_ASSIGNMENT_: Reprint all of the data below exactly as shown and skip every image.

_MATERIALS PROVIDED_:

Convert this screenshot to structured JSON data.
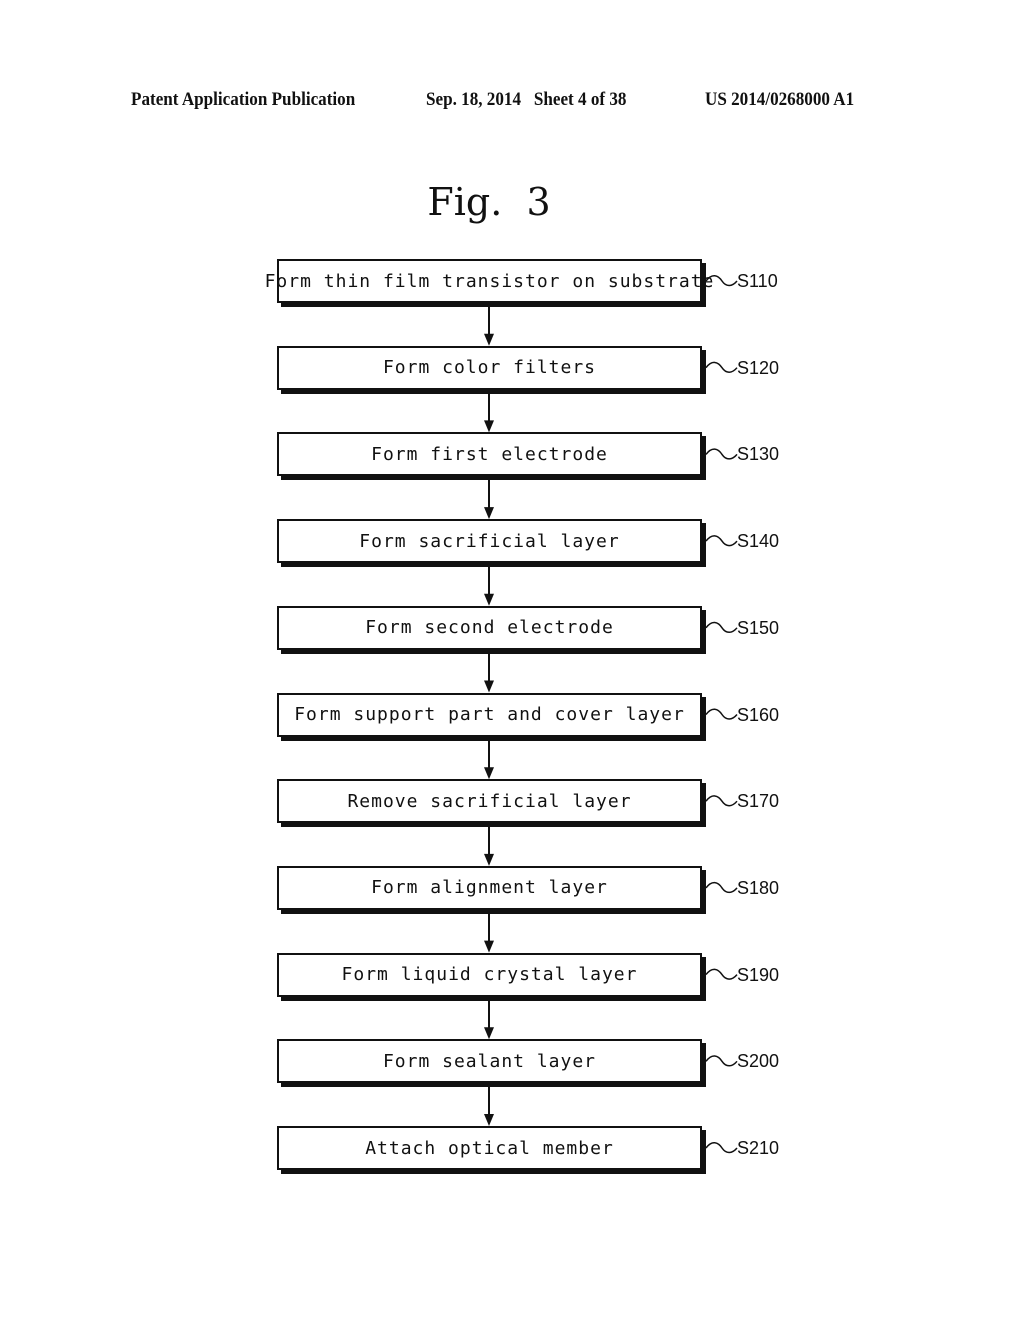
{
  "header": {
    "left": "Patent Application Publication",
    "middle": "Sep. 18, 2014   Sheet 4 of 38",
    "right": "US 2014/0268000 A1"
  },
  "figure": {
    "title": "Fig.  3"
  },
  "steps": [
    {
      "text": "Form thin film transistor on substrate",
      "ref": "S110"
    },
    {
      "text": "Form color filters",
      "ref": "S120"
    },
    {
      "text": "Form first electrode",
      "ref": "S130"
    },
    {
      "text": "Form sacrificial layer",
      "ref": "S140"
    },
    {
      "text": "Form second electrode",
      "ref": "S150"
    },
    {
      "text": "Form support part and cover layer",
      "ref": "S160"
    },
    {
      "text": "Remove sacrificial layer",
      "ref": "S170"
    },
    {
      "text": "Form alignment layer",
      "ref": "S180"
    },
    {
      "text": "Form liquid crystal layer",
      "ref": "S190"
    },
    {
      "text": "Form sealant layer",
      "ref": "S200"
    },
    {
      "text": "Attach optical member",
      "ref": "S210"
    }
  ]
}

_RESPONSE_:
Convert this screenshot to structured JSON data.
{
  "header": {
    "left": "Patent Application Publication",
    "middle": "Sep. 18, 2014   Sheet 4 of 38",
    "right": "US 2014/0268000 A1"
  },
  "figure": {
    "title": "Fig.  3"
  },
  "steps": [
    {
      "text": "Form thin film transistor on substrate",
      "ref": "S110"
    },
    {
      "text": "Form color filters",
      "ref": "S120"
    },
    {
      "text": "Form first electrode",
      "ref": "S130"
    },
    {
      "text": "Form sacrificial layer",
      "ref": "S140"
    },
    {
      "text": "Form second electrode",
      "ref": "S150"
    },
    {
      "text": "Form support part and cover layer",
      "ref": "S160"
    },
    {
      "text": "Remove sacrificial layer",
      "ref": "S170"
    },
    {
      "text": "Form alignment layer",
      "ref": "S180"
    },
    {
      "text": "Form liquid crystal layer",
      "ref": "S190"
    },
    {
      "text": "Form sealant layer",
      "ref": "S200"
    },
    {
      "text": "Attach optical member",
      "ref": "S210"
    }
  ]
}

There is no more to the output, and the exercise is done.